When should I speak up? When do I shut up?
The older I get, the more I ask myself these questions. When I was much younger, I didn’t ask either question much. I just picked one, then practiced damage control as needed.
I have a friend whose wife says his mouth struggles too often with “Ready. Fire. Aim.” We laugh, but we’re all guilty of this at times.
I was having a conversation with a friend the other day about a meeting where people were clearing the air on some issues in their organization. The one guy in the room that everyone knew had the most issue with things and consistently mouthed off was the quietest during the meeting. What causes us to speak up when we shouldn’t and shut up when we shouldn’t?

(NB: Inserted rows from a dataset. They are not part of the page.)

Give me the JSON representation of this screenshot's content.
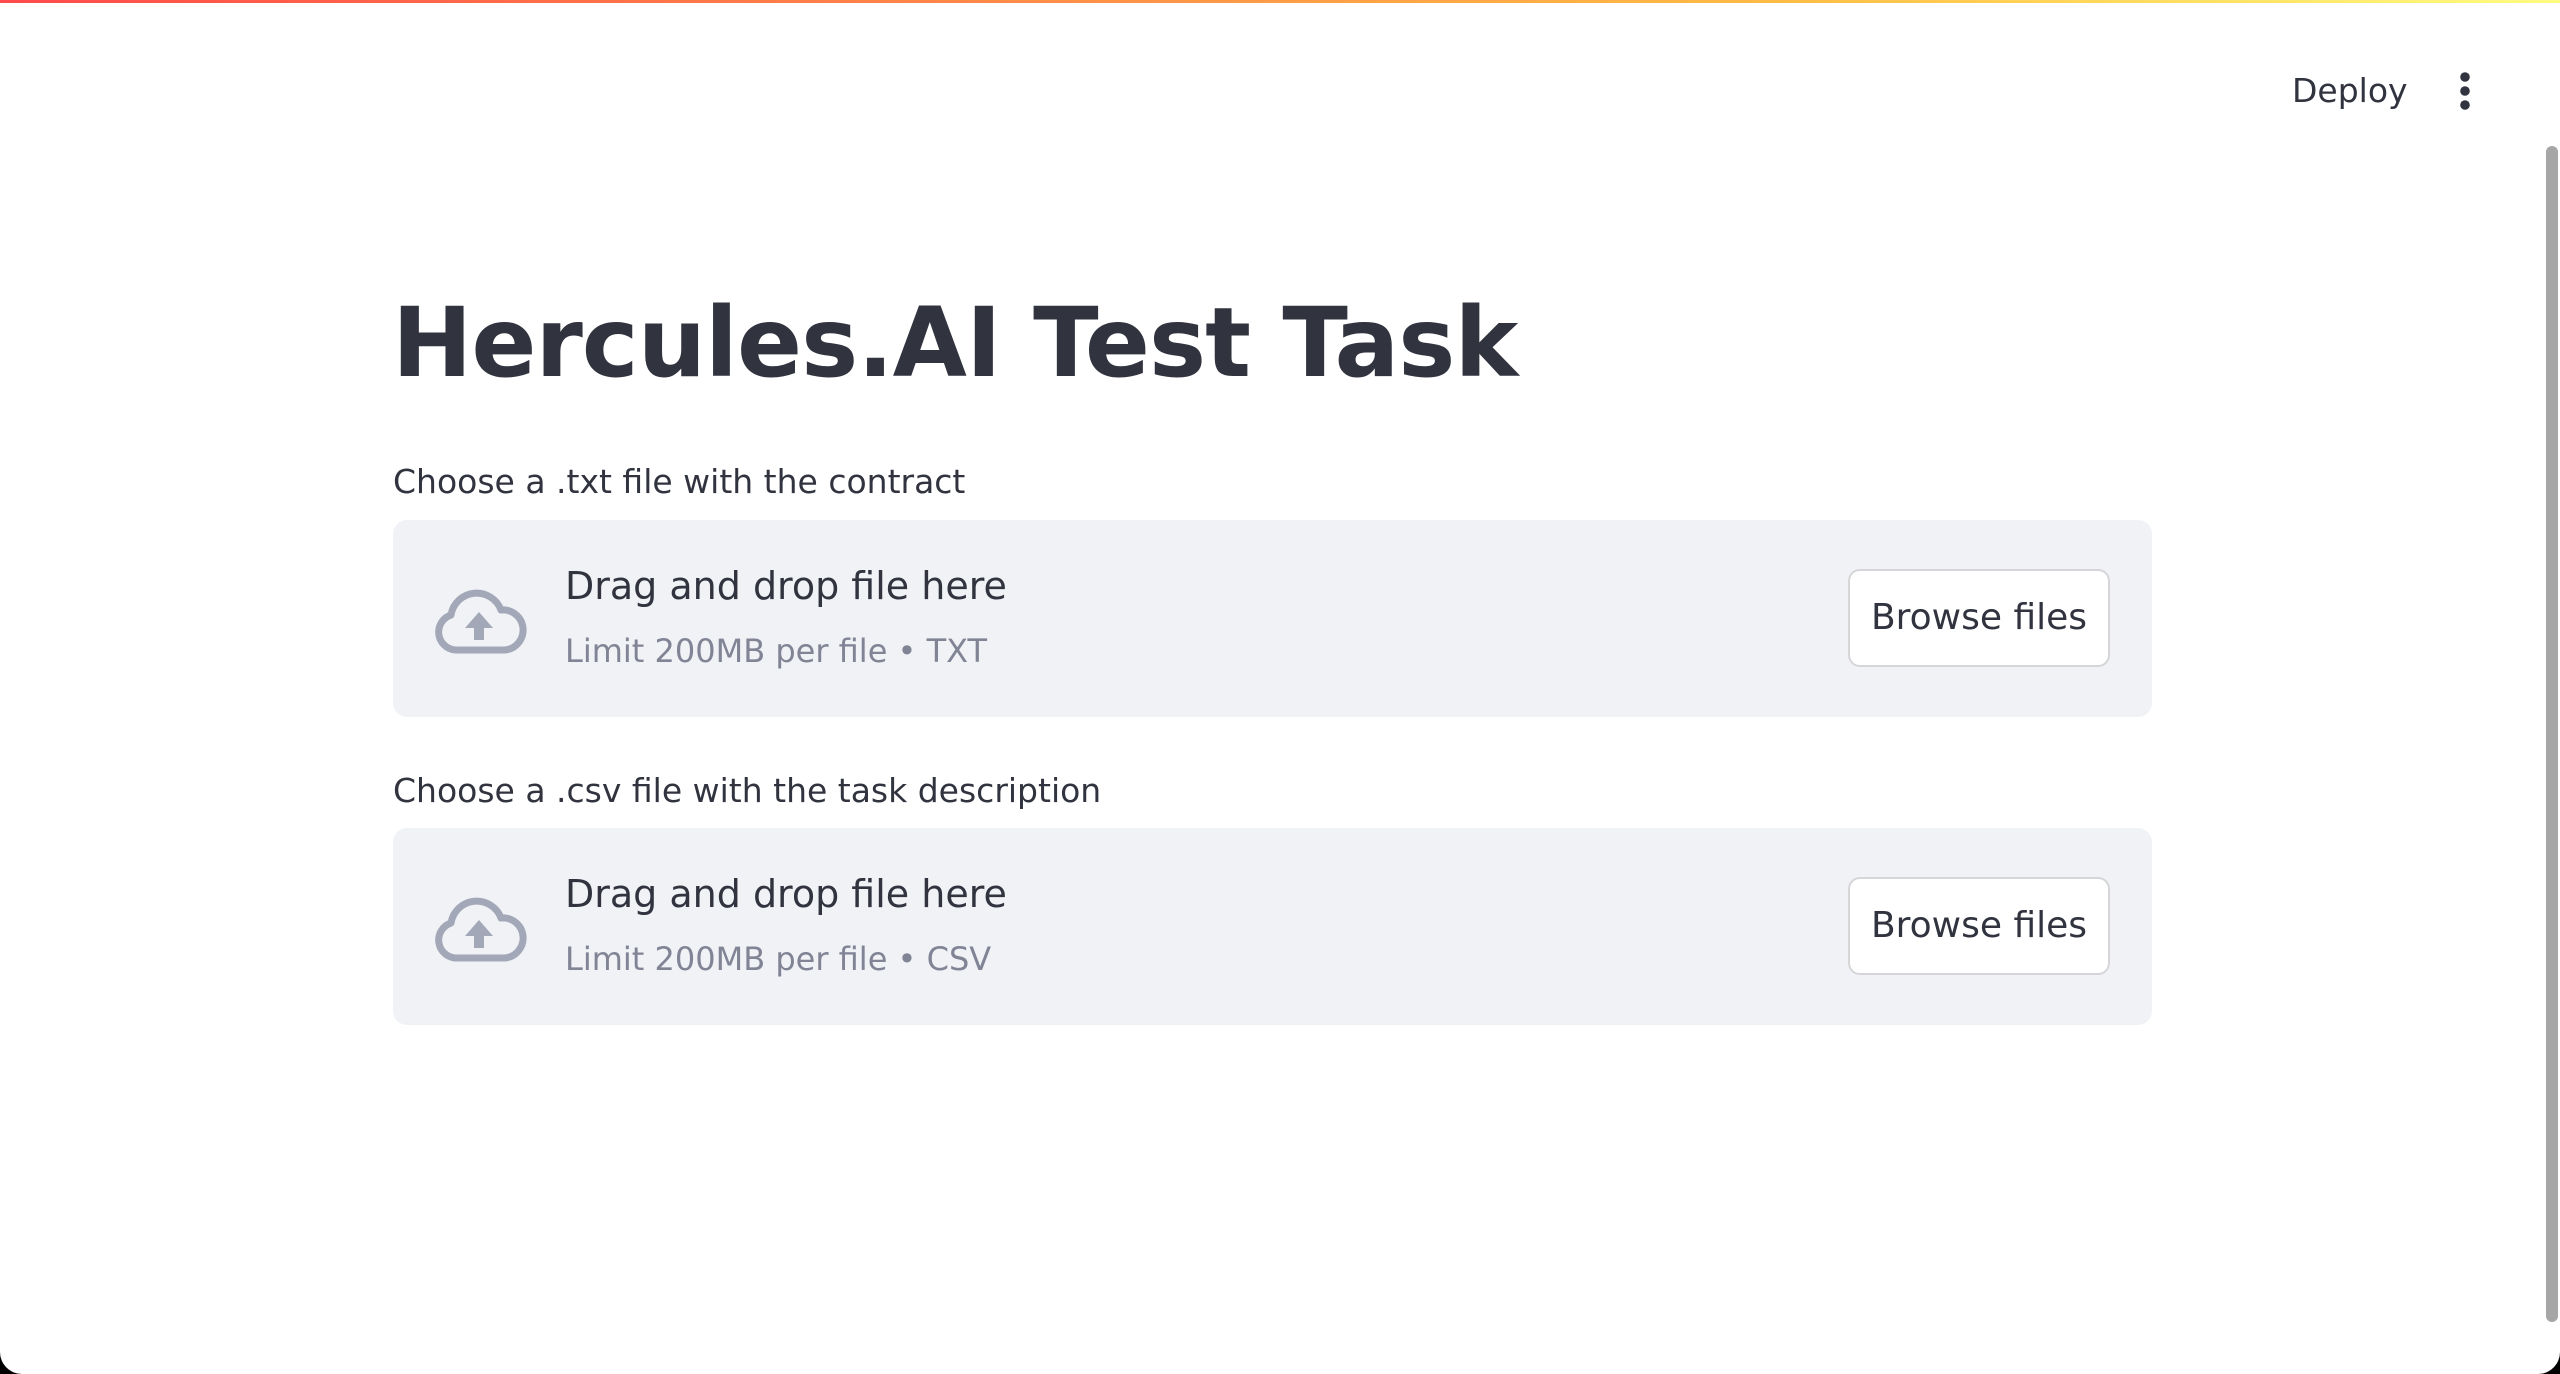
{
  "header": {
    "deploy_label": "Deploy",
    "menu_icon": "vertical-dots-icon"
  },
  "main": {
    "title": "Hercules.AI Test Task",
    "uploaders": [
      {
        "label": "Choose a .txt file with the contract",
        "dropzone_title": "Drag and drop file here",
        "limit_text": "Limit 200MB per file • TXT",
        "browse_label": "Browse files",
        "icon": "cloud-upload-icon"
      },
      {
        "label": "Choose a .csv file with the task description",
        "dropzone_title": "Drag and drop file here",
        "limit_text": "Limit 200MB per file • CSV",
        "browse_label": "Browse files",
        "icon": "cloud-upload-icon"
      }
    ]
  },
  "colors": {
    "text": "#31333f",
    "muted": "#808495",
    "dropzone_bg": "#f0f2f6",
    "icon": "#a3a8b8",
    "accent_start": "#ff4b4b",
    "accent_end": "#fffd80"
  }
}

Isn’t it ironic, though, how “I’m sorry, I shouldn’t have said that,” and “I’m sorry, I should have said something” can have equal weight in offense?

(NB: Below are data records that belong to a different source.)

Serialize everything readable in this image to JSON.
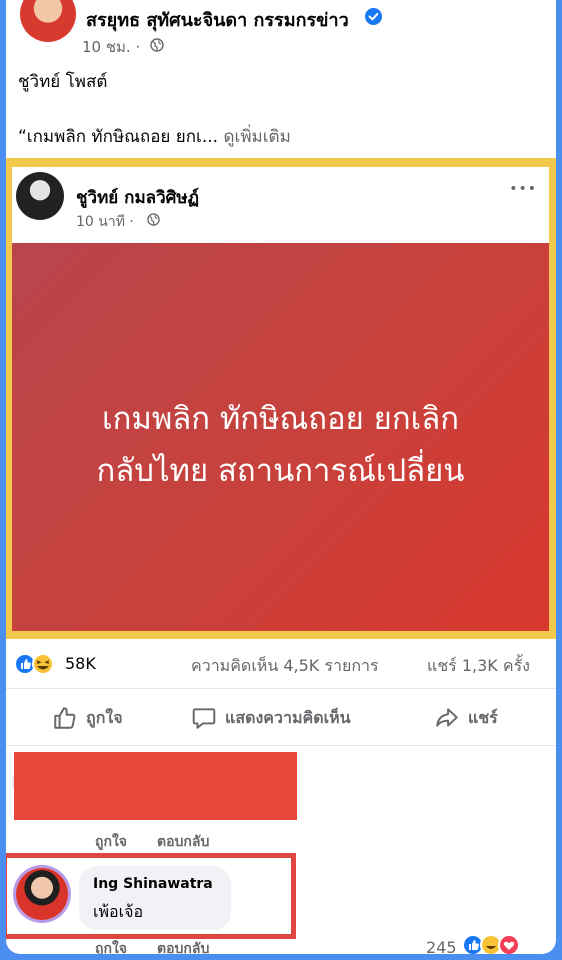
{
  "outer_post": {
    "author": "สรยุทธ สุทัศนะจินดา กรรมกรข่าว",
    "time": "10 ชม.",
    "dot": "·",
    "line1": "ชูวิทย์ โพสต์",
    "line2_prefix": "“เกมพลิก ทักษิณถอย ยกเ...",
    "line2_more": "ดูเพิ่มเติม"
  },
  "inner_post": {
    "author": "ชูวิทย์ กมลวิศิษฏ์",
    "time": "10 นาที",
    "dot": "·",
    "more": "•••",
    "image_lines": [
      "เกมพลิก ทักษิณถอย ยกเลิก",
      "กลับไทย สถานการณ์เปลี่ยน"
    ]
  },
  "stats": {
    "reactions": "58K",
    "comments": "ความคิดเห็น 4,5K รายการ",
    "shares": "แชร์ 1,3K ครั้ง"
  },
  "actions": {
    "like": "ถูกใจ",
    "comment": "แสดงความคิดเห็น",
    "share": "แชร์"
  },
  "comments": {
    "first_like": "ถูกใจ",
    "first_reply": "ตอบกลับ",
    "second_author": "Ing Shinawatra",
    "second_text": "เพ้อเจ้อ",
    "second_like": "ถูกใจ",
    "second_reply": "ตอบกลับ",
    "second_reaction_count": "245"
  },
  "colors": {
    "background_blue": "#4a8ef0",
    "highlight_yellow": "#f3c94d",
    "image_red": "#c94545",
    "redaction": "#e8473c",
    "annotation_red": "#e0463d",
    "verified_blue": "#1877f2"
  }
}
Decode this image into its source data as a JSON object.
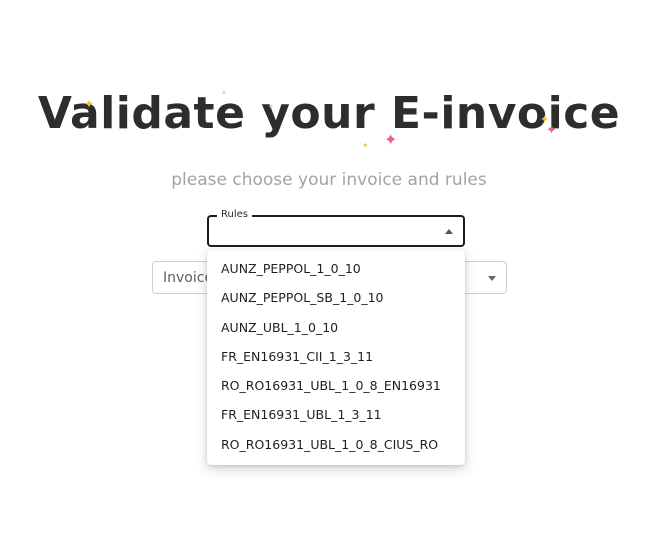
{
  "hero": {
    "title": "Validate your E-invoice",
    "subtitle": "please choose your invoice and rules"
  },
  "rules_select": {
    "label": "Rules",
    "value": "",
    "icon": "caret-up-icon",
    "options": [
      "AUNZ_PEPPOL_1_0_10",
      "AUNZ_PEPPOL_SB_1_0_10",
      "AUNZ_UBL_1_0_10",
      "FR_EN16931_CII_1_3_11",
      "RO_RO16931_UBL_1_0_8_EN16931",
      "FR_EN16931_UBL_1_3_11",
      "RO_RO16931_UBL_1_0_8_CIUS_RO"
    ]
  },
  "invoice_select": {
    "label": "Invoice",
    "icon": "caret-down-icon"
  },
  "colors": {
    "title": "#2d2d2d",
    "subtitle": "#a3a3a3",
    "sparkle_pink": "#e8609a",
    "sparkle_gold": "#f2c233"
  }
}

Here are 3 thoughts for this on-going battle in us all …
1 — Listen more.
I didn’t say hear more; I said listen more. Active listening is a skill that we must constantly be honing. We never arrive. For introverts, this means taking in what is being said in order to form the right response. For extraverts, this means take a pause and listen too.
2 — Make your words count.
I didn’t say count your words; I said make them count. When you speak, make it matter. Cut the fluff. Cut the pre-amble. Wise men are not quiet men; they listen; then say the right thing at the right time in the right way.
3 — Ask Jesus for his ears and mouth.
Okay, go ahead and ask for the rest of Him too, but in communication, praying to hear people as He would, and speak to them what He wants, makes all the difference in the world in how we understand others and how we are understood.
Gentlemen, we can change our communication for the better. Don’t ever let anyone tell you differently. Christ can be Lord over our personalities, our ears, and our mouths.
Everything in me will celebrate when you speak what is right. —Proverbs 23:16 NLT